Recent data suggest that tumor cells contaminating reinfused bone marrow may contribute to relapse in patients undergoing autologous bone marrow transplantation. Purging strategies that are able to remove these contaminating tumor cells need to be developed. This study describes how electroporation (EP) can be used to improve intracellular delivery of synthetic antisense oligodeoxynucleotides (ODNs), thereby enhancing their ability to suppress a target protein. Antisense ODNs that were introduced into cells by EP led to immediate suppression of targeted c-myc protein; this was associated with rapid cell death in the diffuse histiocytic lymphoma, U937; Burkitt's lymphoma, ST486; breast carcinoma, MCF-7; and Ewing's sarcoma, CHP-100, cell lines. Electroporation was found to have little or no detrimental effect on cells responsible for murine hematopoietic long-term reconstitution as determined from in vivo competitive repopulation studies. Using human c-myc-directed antisense ODNs as a model for the application of this approach to bone marrow purging, selective killing of human lymphoma U937 cells relative to normal human bone marrow cells was shown in cell mixing studies. In vivo studies were performed in which a survival advantage was shown for athymic mice that were inoculated with antisense-treated U937 cells as opposed to control cells. These studies suggest that EP of bone marrow may be of use in enhancing intracellular delivery of a variety of molecular/pharmaceutical agents.
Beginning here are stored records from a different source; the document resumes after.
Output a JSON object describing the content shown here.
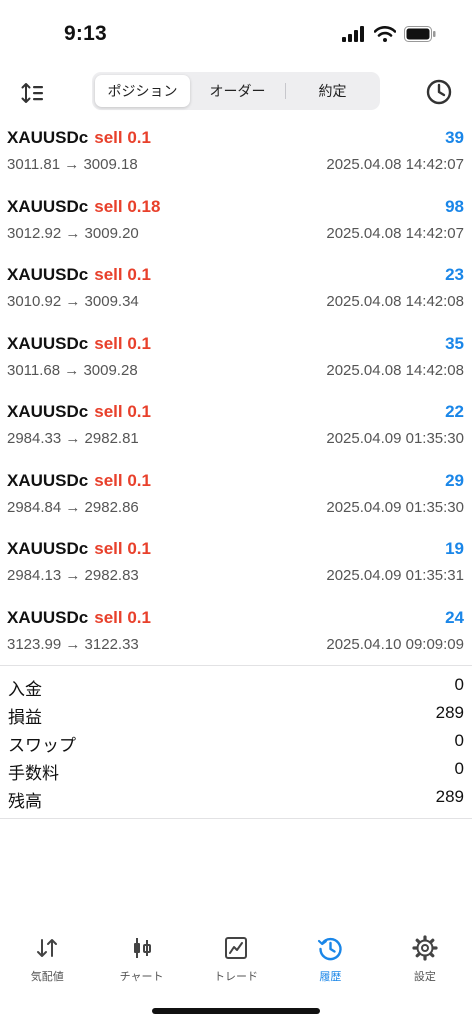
{
  "status_bar": {
    "time": "9:13"
  },
  "toolbar": {
    "segments": [
      {
        "label": "ポジション",
        "active": true
      },
      {
        "label": "オーダー",
        "active": false
      },
      {
        "label": "約定",
        "active": false
      }
    ]
  },
  "trades": [
    {
      "symbol": "XAUUSDc",
      "side": "sell 0.1",
      "profit": "39",
      "prices": "3011.81 → 3009.18",
      "time": "2025.04.08 14:42:07"
    },
    {
      "symbol": "XAUUSDc",
      "side": "sell 0.18",
      "profit": "98",
      "prices": "3012.92 → 3009.20",
      "time": "2025.04.08 14:42:07"
    },
    {
      "symbol": "XAUUSDc",
      "side": "sell 0.1",
      "profit": "23",
      "prices": "3010.92 → 3009.34",
      "time": "2025.04.08 14:42:08"
    },
    {
      "symbol": "XAUUSDc",
      "side": "sell 0.1",
      "profit": "35",
      "prices": "3011.68 → 3009.28",
      "time": "2025.04.08 14:42:08"
    },
    {
      "symbol": "XAUUSDc",
      "side": "sell 0.1",
      "profit": "22",
      "prices": "2984.33 → 2982.81",
      "time": "2025.04.09 01:35:30"
    },
    {
      "symbol": "XAUUSDc",
      "side": "sell 0.1",
      "profit": "29",
      "prices": "2984.84 → 2982.86",
      "time": "2025.04.09 01:35:30"
    },
    {
      "symbol": "XAUUSDc",
      "side": "sell 0.1",
      "profit": "19",
      "prices": "2984.13 → 2982.83",
      "time": "2025.04.09 01:35:31"
    },
    {
      "symbol": "XAUUSDc",
      "side": "sell 0.1",
      "profit": "24",
      "prices": "3123.99 → 3122.33",
      "time": "2025.04.10 09:09:09"
    }
  ],
  "summary": [
    {
      "label": "入金",
      "value": "0"
    },
    {
      "label": "損益",
      "value": "289"
    },
    {
      "label": "スワップ",
      "value": "0"
    },
    {
      "label": "手数料",
      "value": "0"
    },
    {
      "label": "残高",
      "value": "289"
    }
  ],
  "tabbar": {
    "tabs": [
      {
        "label": "気配値",
        "icon": "quotes-arrows-icon",
        "active": false
      },
      {
        "label": "チャート",
        "icon": "candlestick-chart-icon",
        "active": false
      },
      {
        "label": "トレード",
        "icon": "trade-chart-icon",
        "active": false
      },
      {
        "label": "履歴",
        "icon": "history-clock-icon",
        "active": true
      },
      {
        "label": "設定",
        "icon": "gear-icon",
        "active": false
      }
    ]
  },
  "colors": {
    "sell": "#e8402b",
    "profit": "#1a86e8",
    "active_tab": "#1a86e8"
  }
}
Taken together, these data suggest that the use of electroporation to enhance delivery of antisense ODNs is a promising new approach towards ex vivo bone marrow purging.
|Original language||English (US)|
|Number of pages||11|
|State||Published - Jul 15 1996|
ASJC Scopus subject areas
- Cell Biology